Not accounting for interaction in association analyses may reduce the power to detect the variants involved. We investigate the powers of different designs to detect under two-locus models the effect of disease-causing variants among several hundreds of markers using family-based association tests by simulation. This setting reflects realistic situations of exploration of linkage regions or of biological pathways.
We define four strategies: (S1) single-marker analysis of all Single Nucleotide Polymorphisms (SNPs), (S2) two-marker analysis of all possible SNPs pairs, (S3) lax preliminary selection of SNPs followed by a two-marker analysis of all selected SNP pairs, (S4) stringent preliminary selection of SNPs, each being later paired with all the SNPs for two-marker analysis.
Strategy S2 is never the best design, except when there is an inversion of the gene effect (flip-flop model). Testing individual SNPs (S1) is the most efficient when the two genes act multiplicatively. Designs S3 and S4 are the most powerful for nonmultiplicative models. Their respective powers depend on the level of symmetry of the model.
Because the true genetic model is unknown, we cannot conclude that one design outperforms another.

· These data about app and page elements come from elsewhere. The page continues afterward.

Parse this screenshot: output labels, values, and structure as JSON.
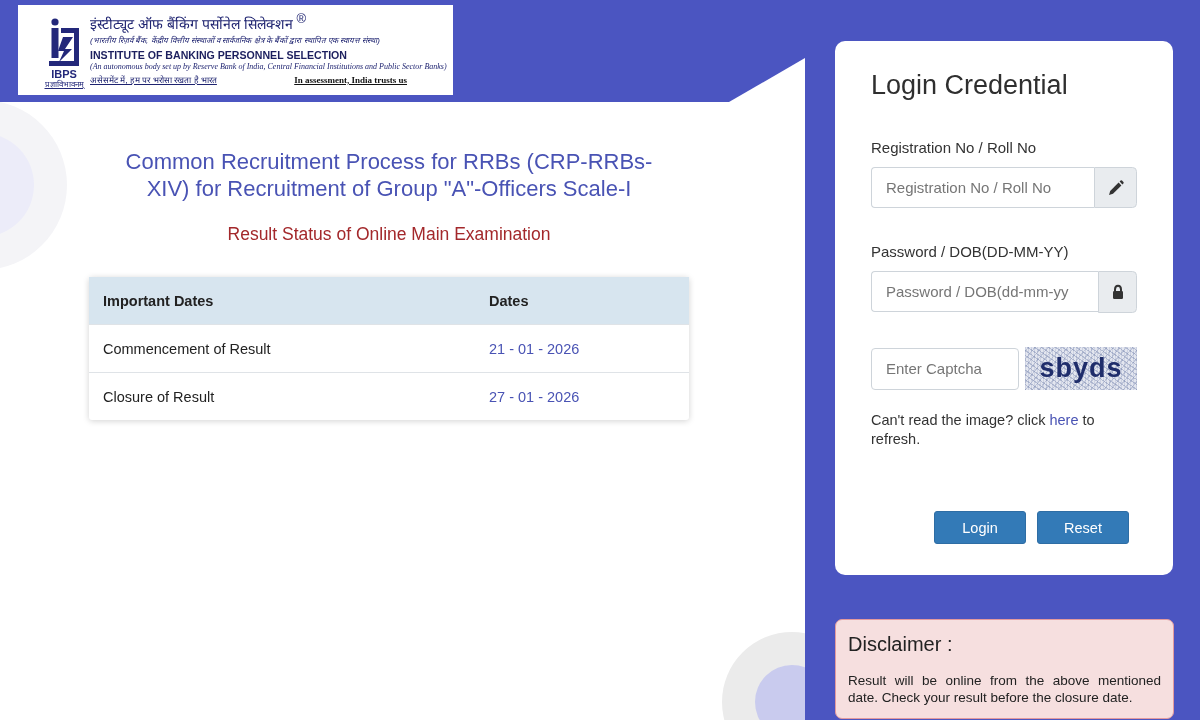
{
  "header": {
    "logo": {
      "emblem_text": "IBPS",
      "emblem_motto": "प्रज्ञाविभावनम्",
      "hindi_name": "इंस्टीट्यूट ऑफ बैंकिंग पर्सोनेल सिलेक्शन $^{®}$",
      "hindi_subtitle": "(भारतीय रिज़र्व बैंक, केंद्रीय वित्तीय संस्थाओं व सार्वजनिक क्षेत्र के बैंकों द्वारा स्थापित एक स्वायत्त संस्था)",
      "name": "INSTITUTE OF BANKING PERSONNEL SELECTION",
      "subtitle": "(An autonomous body set up by Reserve Bank of India, Central Financial Institutions and Public Sector Banks)",
      "hindi_tagline": "असेसमेंट में, हम पर भरोसा रखता है भारत",
      "tagline": "In assessment, India trusts us"
    }
  },
  "main": {
    "title": "Common Recruitment Process for RRBs (CRP-RRBs-XIV) for Recruitment of Group \"A\"-Officers Scale-I",
    "subtitle": "Result Status of Online Main Examination",
    "table": {
      "columns": [
        "Important Dates",
        "Dates"
      ],
      "rows": [
        [
          "Commencement of Result",
          "21 - 01 - 2026"
        ],
        [
          "Closure of Result",
          "27 - 01 - 2026"
        ]
      ]
    }
  },
  "login": {
    "title": "Login Credential",
    "fields": [
      {
        "kind": "text",
        "label": "Registration No / Roll No",
        "placeholder": "Registration No / Roll No"
      },
      {
        "kind": "password",
        "label": "Password / DOB(DD-MM-YY)",
        "placeholder": "Password / DOB(dd-mm-yy"
      }
    ],
    "captcha": {
      "placeholder": "Enter Captcha",
      "image_text": "sbyds"
    },
    "refresh_note": {
      "text_before": "Can't read the image? click",
      "link": "here",
      "text_after": "to refresh."
    },
    "buttons": [
      "Login",
      "Reset"
    ]
  },
  "disclaimer": {
    "title": "Disclaimer :",
    "text": "Result will be online from the above mentioned date. Check your result before the closure date."
  }
}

The optimal approach would be the two-step strategy (S3 or S4) as it is often the most powerful, or the second best. Genet.